(EXERCISE GOAL):
Check every line of the entries below for "chevron", and copy the lines that have it.

★ ★ ★ ★ ★

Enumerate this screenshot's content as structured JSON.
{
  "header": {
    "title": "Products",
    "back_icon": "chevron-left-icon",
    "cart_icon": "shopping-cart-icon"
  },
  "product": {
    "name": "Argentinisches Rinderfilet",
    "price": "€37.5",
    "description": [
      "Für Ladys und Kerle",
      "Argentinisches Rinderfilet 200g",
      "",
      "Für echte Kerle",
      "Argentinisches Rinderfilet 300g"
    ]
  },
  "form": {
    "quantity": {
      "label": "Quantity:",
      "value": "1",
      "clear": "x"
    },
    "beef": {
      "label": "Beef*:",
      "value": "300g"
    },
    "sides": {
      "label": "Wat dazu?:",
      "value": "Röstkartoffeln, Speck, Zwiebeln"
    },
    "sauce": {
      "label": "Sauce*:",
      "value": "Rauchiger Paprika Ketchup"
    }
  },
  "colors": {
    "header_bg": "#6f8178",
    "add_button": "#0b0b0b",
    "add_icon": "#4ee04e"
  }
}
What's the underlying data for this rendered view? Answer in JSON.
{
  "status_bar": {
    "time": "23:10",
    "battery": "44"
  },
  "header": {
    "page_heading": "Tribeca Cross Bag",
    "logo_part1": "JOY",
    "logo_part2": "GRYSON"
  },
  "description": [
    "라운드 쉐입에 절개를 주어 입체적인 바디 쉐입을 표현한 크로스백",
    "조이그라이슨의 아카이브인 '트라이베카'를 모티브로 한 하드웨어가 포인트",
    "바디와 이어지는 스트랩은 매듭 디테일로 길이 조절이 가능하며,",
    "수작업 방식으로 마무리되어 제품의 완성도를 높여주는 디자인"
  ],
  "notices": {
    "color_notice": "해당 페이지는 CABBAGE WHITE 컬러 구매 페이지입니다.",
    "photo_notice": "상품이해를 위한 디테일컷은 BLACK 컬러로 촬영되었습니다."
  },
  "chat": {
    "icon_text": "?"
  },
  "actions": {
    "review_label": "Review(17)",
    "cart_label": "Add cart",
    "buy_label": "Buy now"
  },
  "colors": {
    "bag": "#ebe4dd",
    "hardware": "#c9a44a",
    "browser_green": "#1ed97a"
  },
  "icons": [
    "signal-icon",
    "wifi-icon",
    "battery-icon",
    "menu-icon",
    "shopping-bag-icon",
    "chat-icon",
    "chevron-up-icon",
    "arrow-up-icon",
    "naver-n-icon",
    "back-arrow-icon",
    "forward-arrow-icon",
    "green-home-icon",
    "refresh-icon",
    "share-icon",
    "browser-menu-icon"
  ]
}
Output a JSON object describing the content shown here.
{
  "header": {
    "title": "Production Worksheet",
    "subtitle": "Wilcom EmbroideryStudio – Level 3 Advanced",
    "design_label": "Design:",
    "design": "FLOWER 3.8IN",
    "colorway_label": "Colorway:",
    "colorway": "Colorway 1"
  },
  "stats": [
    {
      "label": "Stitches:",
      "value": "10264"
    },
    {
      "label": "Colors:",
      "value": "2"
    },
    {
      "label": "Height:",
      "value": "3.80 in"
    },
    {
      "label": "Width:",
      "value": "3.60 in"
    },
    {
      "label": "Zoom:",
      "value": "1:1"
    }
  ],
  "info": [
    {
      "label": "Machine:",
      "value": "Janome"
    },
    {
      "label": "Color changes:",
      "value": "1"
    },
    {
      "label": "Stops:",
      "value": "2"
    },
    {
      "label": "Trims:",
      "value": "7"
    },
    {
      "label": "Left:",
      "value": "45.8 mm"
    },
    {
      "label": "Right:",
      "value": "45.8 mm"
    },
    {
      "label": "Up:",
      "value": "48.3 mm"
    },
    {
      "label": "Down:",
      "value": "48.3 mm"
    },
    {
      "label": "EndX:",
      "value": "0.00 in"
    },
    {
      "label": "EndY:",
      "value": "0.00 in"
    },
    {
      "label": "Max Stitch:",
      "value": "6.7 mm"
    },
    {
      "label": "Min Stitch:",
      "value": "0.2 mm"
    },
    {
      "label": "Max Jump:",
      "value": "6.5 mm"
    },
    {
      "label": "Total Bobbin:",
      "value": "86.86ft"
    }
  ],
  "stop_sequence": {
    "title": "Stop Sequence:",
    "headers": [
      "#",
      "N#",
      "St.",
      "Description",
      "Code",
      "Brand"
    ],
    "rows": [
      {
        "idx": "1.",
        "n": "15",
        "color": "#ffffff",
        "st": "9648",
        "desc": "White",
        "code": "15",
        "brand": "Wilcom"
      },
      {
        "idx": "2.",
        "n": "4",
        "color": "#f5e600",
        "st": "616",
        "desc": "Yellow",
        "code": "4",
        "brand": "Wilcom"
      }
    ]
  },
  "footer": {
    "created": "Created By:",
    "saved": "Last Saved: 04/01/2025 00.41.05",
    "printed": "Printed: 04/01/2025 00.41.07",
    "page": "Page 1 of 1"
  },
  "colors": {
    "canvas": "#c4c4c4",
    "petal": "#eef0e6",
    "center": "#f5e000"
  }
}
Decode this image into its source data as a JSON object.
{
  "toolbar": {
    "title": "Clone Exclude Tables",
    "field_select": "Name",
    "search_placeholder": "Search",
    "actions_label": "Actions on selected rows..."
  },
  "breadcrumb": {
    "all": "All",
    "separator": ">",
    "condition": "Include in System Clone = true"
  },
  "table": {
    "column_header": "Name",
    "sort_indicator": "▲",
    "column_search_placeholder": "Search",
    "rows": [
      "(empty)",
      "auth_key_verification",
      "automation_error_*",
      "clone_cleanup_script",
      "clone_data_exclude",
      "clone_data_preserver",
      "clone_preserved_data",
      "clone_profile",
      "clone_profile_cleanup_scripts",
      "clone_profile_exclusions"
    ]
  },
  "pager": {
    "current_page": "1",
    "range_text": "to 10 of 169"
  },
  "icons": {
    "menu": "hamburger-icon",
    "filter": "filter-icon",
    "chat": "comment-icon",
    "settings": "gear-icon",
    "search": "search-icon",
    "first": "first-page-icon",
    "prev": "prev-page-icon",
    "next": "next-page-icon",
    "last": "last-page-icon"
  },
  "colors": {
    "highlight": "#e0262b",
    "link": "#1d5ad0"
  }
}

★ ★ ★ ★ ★

(YOUR SOLUTION):
    "back_icon": "chevron-left-icon",
    "chevron-up-icon",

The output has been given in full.